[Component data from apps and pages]
■ ■ ■ ■ ■
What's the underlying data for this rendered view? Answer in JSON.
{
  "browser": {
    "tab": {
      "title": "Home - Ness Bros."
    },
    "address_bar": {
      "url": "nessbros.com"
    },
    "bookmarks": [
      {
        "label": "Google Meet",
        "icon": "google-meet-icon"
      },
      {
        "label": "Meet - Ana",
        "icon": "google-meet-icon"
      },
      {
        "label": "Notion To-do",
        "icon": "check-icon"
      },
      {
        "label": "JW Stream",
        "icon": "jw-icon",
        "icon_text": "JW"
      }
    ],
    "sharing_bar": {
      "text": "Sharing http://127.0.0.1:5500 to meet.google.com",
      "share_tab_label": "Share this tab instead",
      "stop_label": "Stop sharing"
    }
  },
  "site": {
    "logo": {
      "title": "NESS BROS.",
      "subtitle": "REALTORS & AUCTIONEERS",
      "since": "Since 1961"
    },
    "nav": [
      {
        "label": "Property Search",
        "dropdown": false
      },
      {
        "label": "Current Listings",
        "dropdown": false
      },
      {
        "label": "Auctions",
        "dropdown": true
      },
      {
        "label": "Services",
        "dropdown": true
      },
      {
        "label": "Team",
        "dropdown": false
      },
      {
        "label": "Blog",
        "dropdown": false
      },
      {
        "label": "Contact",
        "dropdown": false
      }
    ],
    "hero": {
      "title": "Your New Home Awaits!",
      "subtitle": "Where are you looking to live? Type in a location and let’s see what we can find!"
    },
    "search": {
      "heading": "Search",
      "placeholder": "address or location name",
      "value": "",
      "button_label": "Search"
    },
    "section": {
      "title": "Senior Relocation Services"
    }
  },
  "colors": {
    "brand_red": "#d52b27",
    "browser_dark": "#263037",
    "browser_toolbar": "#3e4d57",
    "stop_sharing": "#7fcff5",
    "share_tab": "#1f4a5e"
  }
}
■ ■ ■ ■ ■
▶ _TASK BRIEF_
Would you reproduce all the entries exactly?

▶ _EXERCISE ANSWER_
What's the underlying data for this rendered view? Answer in JSON.
{
  "browser": {
    "tab": {
      "title": "Home - Ness Bros."
    },
    "address_bar": {
      "url": "nessbros.com"
    },
    "bookmarks": [
      {
        "label": "Google Meet",
        "icon": "google-meet-icon"
      },
      {
        "label": "Meet - Ana",
        "icon": "google-meet-icon"
      },
      {
        "label": "Notion To-do",
        "icon": "check-icon"
      },
      {
        "label": "JW Stream",
        "icon": "jw-icon",
        "icon_text": "JW"
      }
    ],
    "sharing_bar": {
      "text": "Sharing http://127.0.0.1:5500 to meet.google.com",
      "share_tab_label": "Share this tab instead",
      "stop_label": "Stop sharing"
    }
  },
  "site": {
    "logo": {
      "title": "NESS BROS.",
      "subtitle": "REALTORS & AUCTIONEERS",
      "since": "Since 1961"
    },
    "nav": [
      {
        "label": "Property Search",
        "dropdown": false
      },
      {
        "label": "Current Listings",
        "dropdown": false
      },
      {
        "label": "Auctions",
        "dropdown": true
      },
      {
        "label": "Services",
        "dropdown": true
      },
      {
        "label": "Team",
        "dropdown": false
      },
      {
        "label": "Blog",
        "dropdown": false
      },
      {
        "label": "Contact",
        "dropdown": false
      }
    ],
    "hero": {
      "title": "Your New Home Awaits!",
      "subtitle": "Where are you looking to live? Type in a location and let’s see what we can find!"
    },
    "search": {
      "heading": "Search",
      "placeholder": "address or location name",
      "value": "",
      "button_label": "Search"
    },
    "section": {
      "title": "Senior Relocation Services"
    }
  },
  "colors": {
    "brand_red": "#d52b27",
    "browser_dark": "#263037",
    "browser_toolbar": "#3e4d57",
    "stop_sharing": "#7fcff5",
    "share_tab": "#1f4a5e"
  }
}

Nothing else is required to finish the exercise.